> [What you will do]
For each line in the data below that has the word "Iniciar", copy that line.

%%

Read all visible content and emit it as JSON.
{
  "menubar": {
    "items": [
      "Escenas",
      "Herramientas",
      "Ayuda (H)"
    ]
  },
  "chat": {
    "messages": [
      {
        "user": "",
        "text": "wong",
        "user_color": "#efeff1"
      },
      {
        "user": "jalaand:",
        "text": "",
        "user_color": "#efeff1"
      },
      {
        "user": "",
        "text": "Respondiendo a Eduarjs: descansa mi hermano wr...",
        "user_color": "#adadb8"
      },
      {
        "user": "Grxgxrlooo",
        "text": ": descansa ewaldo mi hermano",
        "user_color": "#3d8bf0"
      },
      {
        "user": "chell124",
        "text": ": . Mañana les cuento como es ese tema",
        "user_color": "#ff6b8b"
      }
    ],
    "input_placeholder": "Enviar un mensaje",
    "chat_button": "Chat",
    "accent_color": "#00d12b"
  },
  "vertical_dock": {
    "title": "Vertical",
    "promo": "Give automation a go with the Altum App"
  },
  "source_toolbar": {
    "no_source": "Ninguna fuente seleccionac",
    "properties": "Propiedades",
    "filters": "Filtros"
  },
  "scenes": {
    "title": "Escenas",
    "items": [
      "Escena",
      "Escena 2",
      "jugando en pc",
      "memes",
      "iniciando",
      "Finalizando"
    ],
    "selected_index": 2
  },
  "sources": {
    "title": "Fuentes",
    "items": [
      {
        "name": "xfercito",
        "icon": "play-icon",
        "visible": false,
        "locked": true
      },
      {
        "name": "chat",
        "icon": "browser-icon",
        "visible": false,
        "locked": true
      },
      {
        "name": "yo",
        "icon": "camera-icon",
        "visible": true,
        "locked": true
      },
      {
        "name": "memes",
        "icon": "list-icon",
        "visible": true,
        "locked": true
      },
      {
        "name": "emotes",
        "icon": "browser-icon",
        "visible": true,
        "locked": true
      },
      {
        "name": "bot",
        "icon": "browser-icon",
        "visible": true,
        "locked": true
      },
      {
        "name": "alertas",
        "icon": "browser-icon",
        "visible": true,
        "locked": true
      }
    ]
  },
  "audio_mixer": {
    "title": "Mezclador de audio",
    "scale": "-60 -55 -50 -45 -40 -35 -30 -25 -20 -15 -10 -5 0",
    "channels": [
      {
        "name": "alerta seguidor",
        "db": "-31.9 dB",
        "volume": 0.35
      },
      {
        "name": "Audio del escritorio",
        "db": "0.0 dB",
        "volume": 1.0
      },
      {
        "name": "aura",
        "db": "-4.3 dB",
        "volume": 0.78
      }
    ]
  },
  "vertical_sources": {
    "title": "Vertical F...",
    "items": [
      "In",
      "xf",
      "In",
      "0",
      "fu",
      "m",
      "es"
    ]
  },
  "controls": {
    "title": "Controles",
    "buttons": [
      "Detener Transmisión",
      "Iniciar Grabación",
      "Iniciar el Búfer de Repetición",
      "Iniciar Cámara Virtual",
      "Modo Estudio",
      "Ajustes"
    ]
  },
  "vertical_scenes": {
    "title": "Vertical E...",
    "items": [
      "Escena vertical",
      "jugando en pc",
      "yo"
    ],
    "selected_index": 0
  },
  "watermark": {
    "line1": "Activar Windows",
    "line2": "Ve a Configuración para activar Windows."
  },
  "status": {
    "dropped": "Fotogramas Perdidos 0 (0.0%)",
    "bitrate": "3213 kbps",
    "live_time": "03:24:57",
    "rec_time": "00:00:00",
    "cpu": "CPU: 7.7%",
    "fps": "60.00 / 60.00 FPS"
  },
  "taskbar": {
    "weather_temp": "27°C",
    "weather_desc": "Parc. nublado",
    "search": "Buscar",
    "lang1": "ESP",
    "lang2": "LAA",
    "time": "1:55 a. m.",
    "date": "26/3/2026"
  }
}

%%

> [Result of this task]
      "Iniciar Grabación",
      "Iniciar el Búfer de Repetición",
      "Iniciar Cámara Virtual",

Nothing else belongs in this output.